    Does our school curriculum reflect this?   future focused thinking – what is important for students to know and be able to do as they look towards their future and world of work?

    2.  eLearning is about good quality teaching, learning and assessment, not about the tools to use– therefore exploring the inquiry in terms of quality learning for the students is first and foremost.  ‘IT tools’ should support the quality learning.

    3.  What key competencies can we promote through the inquiry? Working independently, self management, thinking, using language, symbols and texts, relating to others, participating and contributing

    4.  How can we support each other to gather robust appropriate baseline and final data? Formal assessment data but also some way of measuring well-being, engagement of students

    5.     What teaching strategies will we put in place to support student learning? For example: How to work collaboratively, question effectively, manage self, find information, create new material

    6.     How will we reflect and support each other to ensure that all of our inquiries are robust and worthwhile? Professional learning community within school and beyond such as the VLN

    7.     How will we encourage teachers to use research information to support their professional learning? School visits, readings, conferences, local events, VLN groups and …

    8.     What expectations will we have of teachers for reporting back on their inquiries?

    One of our facilitators used the following as a feedback model:

    • Name/Inquiry title
    • What did you set out to achieve?
    • Target group, reason for working with them, intended outcomes.
    • What actually happened?
    • Include evidence here, actual or links to other docs, photos etc.
    • Why do you think there was a difference?
    • Feed forward to next inquiry cycle.

    Done well, Teaching as Inquiry not only improves student achievement, but also builds capacity within the school to self reflect, improve teaching, learning and assessment and to continue to grow and develop.    

     

  • Diane Mills 02 Sep 2013 1:27pm () in handwriting

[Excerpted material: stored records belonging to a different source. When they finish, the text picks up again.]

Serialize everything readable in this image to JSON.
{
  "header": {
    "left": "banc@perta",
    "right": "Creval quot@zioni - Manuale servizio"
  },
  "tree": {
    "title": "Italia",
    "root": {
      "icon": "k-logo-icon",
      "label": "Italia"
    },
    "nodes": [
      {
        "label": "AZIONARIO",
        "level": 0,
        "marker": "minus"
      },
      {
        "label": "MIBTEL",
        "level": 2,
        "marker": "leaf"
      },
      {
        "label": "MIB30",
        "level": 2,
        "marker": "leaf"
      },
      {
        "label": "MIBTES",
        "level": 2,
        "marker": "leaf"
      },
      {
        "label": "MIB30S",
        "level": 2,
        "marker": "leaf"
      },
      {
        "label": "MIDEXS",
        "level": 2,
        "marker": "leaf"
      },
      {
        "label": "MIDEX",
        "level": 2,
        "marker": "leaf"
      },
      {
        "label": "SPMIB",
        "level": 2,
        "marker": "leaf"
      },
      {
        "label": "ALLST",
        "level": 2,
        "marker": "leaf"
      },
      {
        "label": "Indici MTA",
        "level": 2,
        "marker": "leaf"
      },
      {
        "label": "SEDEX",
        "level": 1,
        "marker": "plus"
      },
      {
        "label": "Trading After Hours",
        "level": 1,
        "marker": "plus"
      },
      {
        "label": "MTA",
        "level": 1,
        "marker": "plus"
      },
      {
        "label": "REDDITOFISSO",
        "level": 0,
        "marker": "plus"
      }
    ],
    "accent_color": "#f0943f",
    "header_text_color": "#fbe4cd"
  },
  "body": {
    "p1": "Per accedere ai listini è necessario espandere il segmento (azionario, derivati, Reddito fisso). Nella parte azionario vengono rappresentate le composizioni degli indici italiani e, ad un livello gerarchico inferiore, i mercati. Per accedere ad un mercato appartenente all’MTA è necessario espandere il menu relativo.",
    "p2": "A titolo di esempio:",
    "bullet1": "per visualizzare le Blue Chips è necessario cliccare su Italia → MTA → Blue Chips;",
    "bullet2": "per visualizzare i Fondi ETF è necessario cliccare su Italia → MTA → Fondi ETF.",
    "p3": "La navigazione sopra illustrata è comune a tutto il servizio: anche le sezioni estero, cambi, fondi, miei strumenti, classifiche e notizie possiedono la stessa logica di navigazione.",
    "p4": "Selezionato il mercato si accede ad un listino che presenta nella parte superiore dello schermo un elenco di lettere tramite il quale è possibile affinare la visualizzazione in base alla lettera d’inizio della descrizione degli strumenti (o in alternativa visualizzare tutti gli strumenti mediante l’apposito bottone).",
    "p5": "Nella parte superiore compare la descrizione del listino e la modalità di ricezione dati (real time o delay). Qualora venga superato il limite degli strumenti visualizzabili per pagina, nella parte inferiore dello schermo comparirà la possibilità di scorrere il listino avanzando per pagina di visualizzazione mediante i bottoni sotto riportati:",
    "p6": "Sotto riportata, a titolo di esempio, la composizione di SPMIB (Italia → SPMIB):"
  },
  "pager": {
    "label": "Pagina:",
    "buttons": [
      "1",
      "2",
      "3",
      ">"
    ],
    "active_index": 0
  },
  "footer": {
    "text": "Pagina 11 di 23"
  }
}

    Hi Steph,  I just responded to Teresa and suggested she join the ipad/ipod user group in the VLN.  The link to that group is:/groups/profile/26613/school-ipadipod-user-group/  By doing this you have access to a wider range of resources and ideas shared from teachers throughout NZ.  Good to see you using this space! :-)